A stereotypical division exists within the minds of both music instructors and singers and this divide is often described as “the solo voice vs. the choral voice.” Heard frequently in many studios are phrases such as, “This is how you sing in choir. But, this is how you sing with your solo voice.” “You want to blend in choir, but in solo singing you need to sing out.” And many common replies such as: “This is how my choir teacher taught me.” “You breathe from your diaphragm in choir.” etc. For many busy singers (especially high school), however, choir becomes the greatest amount of time allotted for singing and even practicing. Much to the chagrin of the voice instructor, singers do not utilize those “solo voice” techniques and instead default to the “choir voice,” unlearning the techniques established in voice lessons and causing their training to move back to step one. The singer is then frustrated, the stereotypes enhanced and a chasm begins to widen between the instructor and the choir teacher. Perhaps to avoid chasms and frustrated parties involved all around, the situation needs to be looked at from a new perspective. If the same voice that is used to speak is also used to sing in choir as well as to sing solo repertoire, correlations must exist between each practice as do the techniques that improve the singer’s abilities despite the genre.
Let’s warm up!
Whether it be in choir or in solo instruction, everybody warms up their instrument. Warm ups are the opportune time for the singer to implement good vocal techniques within the choir setting – good techniques that often stem from correcting the onset.
Many times, the open sound used to produce the most unified sound possible in the choral genre does not allow for the vocal chords to fully touch therefore hindering the production desired in solo instruction. Many solo students overcome the inability to utilize their whole instrument simply by correcting the onset. First and foremost, singers need to understand what exactly it feels like when their onset is correct. One personal favorite pre-warm up is having the singer begin by saying the vowel “e” (i) and then singing it. Ask if the effect was the same between the spoken (i) and the sung (i). What was different? What felt different? How can we make the spoken (i) feel the same as the sung (i)? Just the cognitive recognition that there is a difference between spoken and sung when there need not be is the first, and most important step.

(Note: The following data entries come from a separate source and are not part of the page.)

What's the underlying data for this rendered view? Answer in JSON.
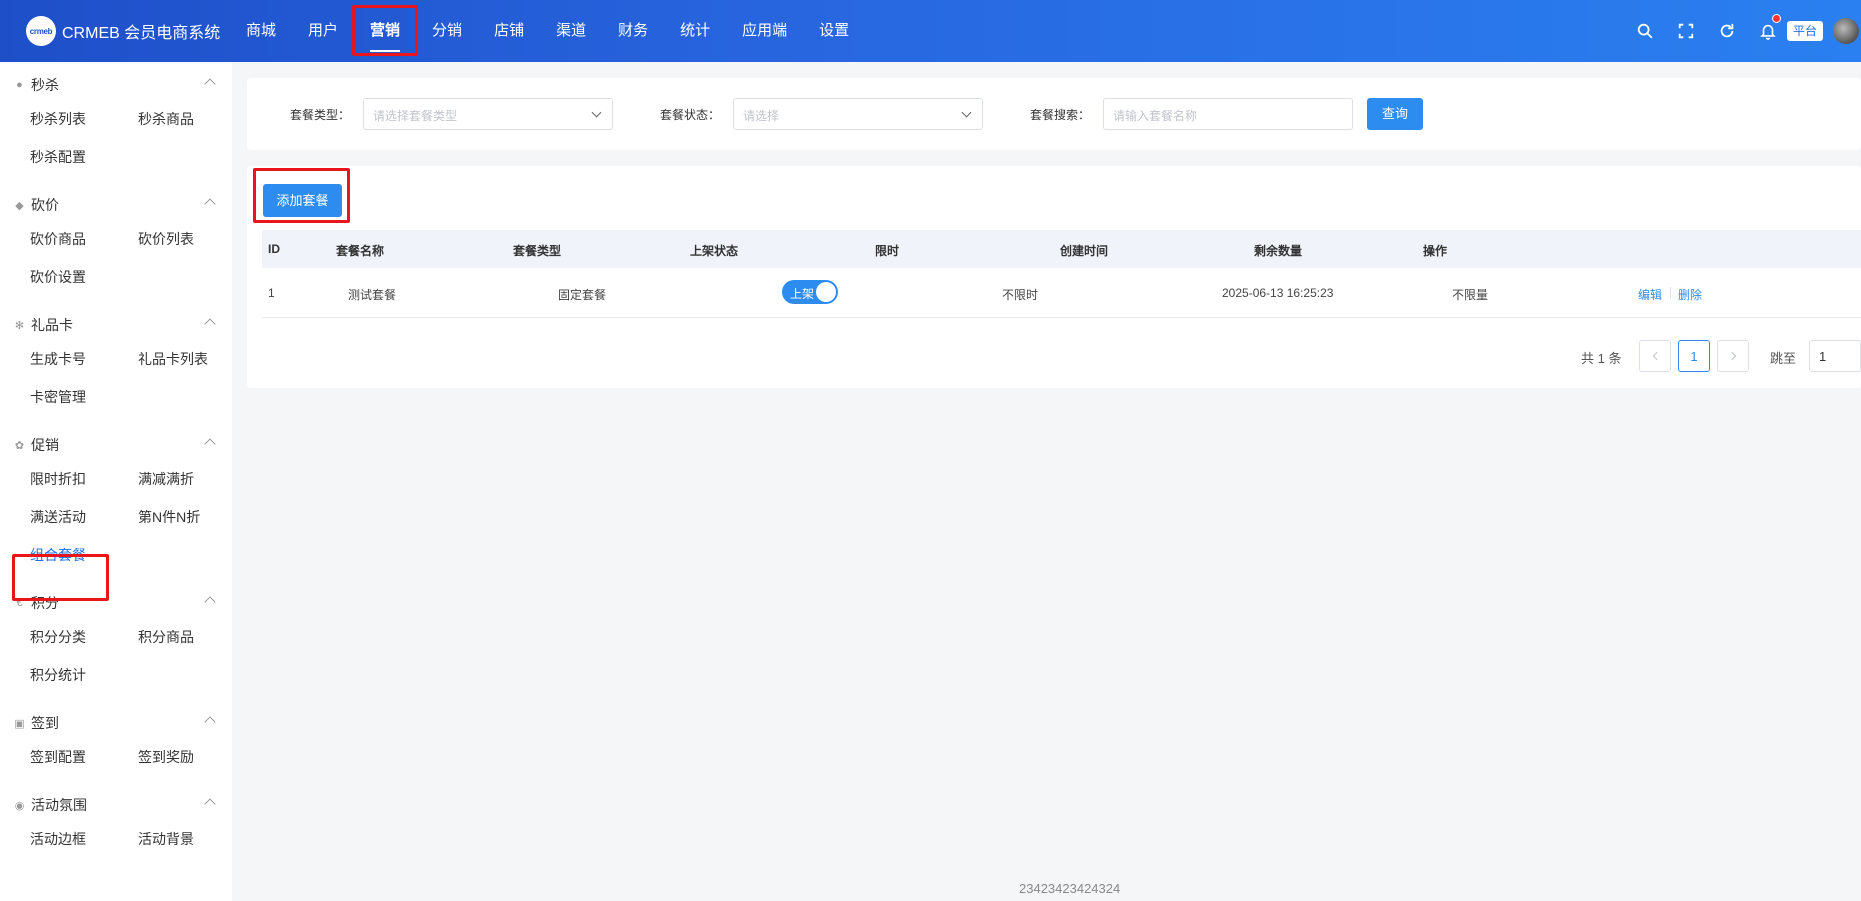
{
  "brand": {
    "logo_mark": "crmeb",
    "name": "CRMEB 会员电商系统"
  },
  "topnav": [
    {
      "label": "商城"
    },
    {
      "label": "用户"
    },
    {
      "label": "营销"
    },
    {
      "label": "分销"
    },
    {
      "label": "店铺"
    },
    {
      "label": "渠道"
    },
    {
      "label": "财务"
    },
    {
      "label": "统计"
    },
    {
      "label": "应用端"
    },
    {
      "label": "设置"
    }
  ],
  "topnav_active": "营销",
  "header_right": {
    "platform_label": "平台",
    "icons": [
      "search-icon",
      "fullscreen-icon",
      "refresh-icon",
      "bell-icon"
    ]
  },
  "sidebar": [
    {
      "title": "秒杀",
      "icon": "seckill-icon",
      "items": [
        "秒杀列表",
        "秒杀商品",
        "秒杀配置"
      ]
    },
    {
      "title": "砍价",
      "icon": "tag-icon",
      "items": [
        "砍价商品",
        "砍价列表",
        "砍价设置"
      ]
    },
    {
      "title": "礼品卡",
      "icon": "gear-icon",
      "items": [
        "生成卡号",
        "礼品卡列表",
        "卡密管理"
      ]
    },
    {
      "title": "促销",
      "icon": "promo-icon",
      "items": [
        "限时折扣",
        "满减满折",
        "满送活动",
        "第N件N折",
        "组合套餐"
      ]
    },
    {
      "title": "积分",
      "icon": "euro-icon",
      "items": [
        "积分分类",
        "积分商品",
        "积分统计"
      ]
    },
    {
      "title": "签到",
      "icon": "calendar-icon",
      "items": [
        "签到配置",
        "签到奖励"
      ]
    },
    {
      "title": "活动氛围",
      "icon": "atmosphere-icon",
      "items": [
        "活动边框",
        "活动背景"
      ]
    }
  ],
  "sidebar_active": "组合套餐",
  "filters": {
    "type_label": "套餐类型：",
    "type_placeholder": "请选择套餐类型",
    "status_label": "套餐状态：",
    "status_placeholder": "请选择",
    "search_label": "套餐搜索：",
    "search_placeholder": "请输入套餐名称",
    "query_button": "查询"
  },
  "add_button": "添加套餐",
  "table": {
    "columns": [
      "ID",
      "套餐名称",
      "套餐类型",
      "上架状态",
      "限时",
      "创建时间",
      "剩余数量",
      "操作"
    ],
    "rows": [
      {
        "id": "1",
        "name": "测试套餐",
        "type": "固定套餐",
        "status": "上架",
        "status_on": true,
        "limit": "不限时",
        "created": "2025-06-13 16:25:23",
        "remaining": "不限量",
        "edit": "编辑",
        "delete": "删除"
      }
    ]
  },
  "pagination": {
    "total": "共 1 条",
    "current_page": "1",
    "jump_label": "跳至",
    "jump_value": "1"
  },
  "footer": "23423423424324",
  "colors": {
    "primary": "#2d8cf0",
    "header_start": "#1e4fc9",
    "header_end": "#2a80f0",
    "highlight": "#e8161b"
  }
}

Breathing with a Conductor vs. Without
Let’s face it, those who have been in choir all have the same effect when the conductor raises that hand before the down beat-a big huge, open-mouthed breath. Appropriate for the choral genre, and not uncommon in solo singing as well, this preparatory breath allows the conductor and singer to be on the same page (hopefully). However, especially when pertaining to warming up in choir, the singer can unknowingly develop bad breathing habits that will not only hinder singing, but also eventually create a disjunct between the relationship to the prep beat of the conductor.
Most singers do not breathe deeply into their low abdomen as desired by the conductor when given the prep to breathe. For the most part, the reason is physiological in nature. Open mouthed breathing, which is often ineffective in the middle range, only targets the intercostal muscles. When lifting at the gym, weight-lifters do not take an open mouthed gasping breath to tap into their core and achieve maximum lift ability. They breathe through their nose just as any human does to say a sentence or, in the case of a disgruntled instructor, calm themselves down. Inhaling through the nose has the instinctual effect to trigger the lower intercostal muscles, and, most importantly, the lower abdomen. A singer’s ability to be conscientious of their breathing, if anything during warm ups in choir, will increase their ability to maintain deeper breaths and will transfer over into positive results during solo lessons.
Uniqueness Lends Itself to Divisions
In the instrumental world, there is a difference between marching band and concert band; in the athletic world, a difference between a long distance runner and a sprinter. Although each can be labeled under a general description, band and track respectfully for instance, they are unique and require unique training. A division will, and always should, exist between solo singing and choral singing in order to express the uniqueness of each genre. However, in understanding and utilizing the differences between the two genres, a singer increases their understanding of their own instrument and the ability to be flexible and versatile. After all, isn’t that the goal of the instructor – for the student to understand his/her instrument and sing healthy in any situation? The final suggestion for this article is to considering speaking with the choral directors for your singers. Discovering what that director is striving for within the choir will inform the instructor how to best implement the aforementioned techniques. It will also increase rapport with the choral teacher and drum up business.
AUTHOR: Crystal Buck – Click here for Crystal’s bio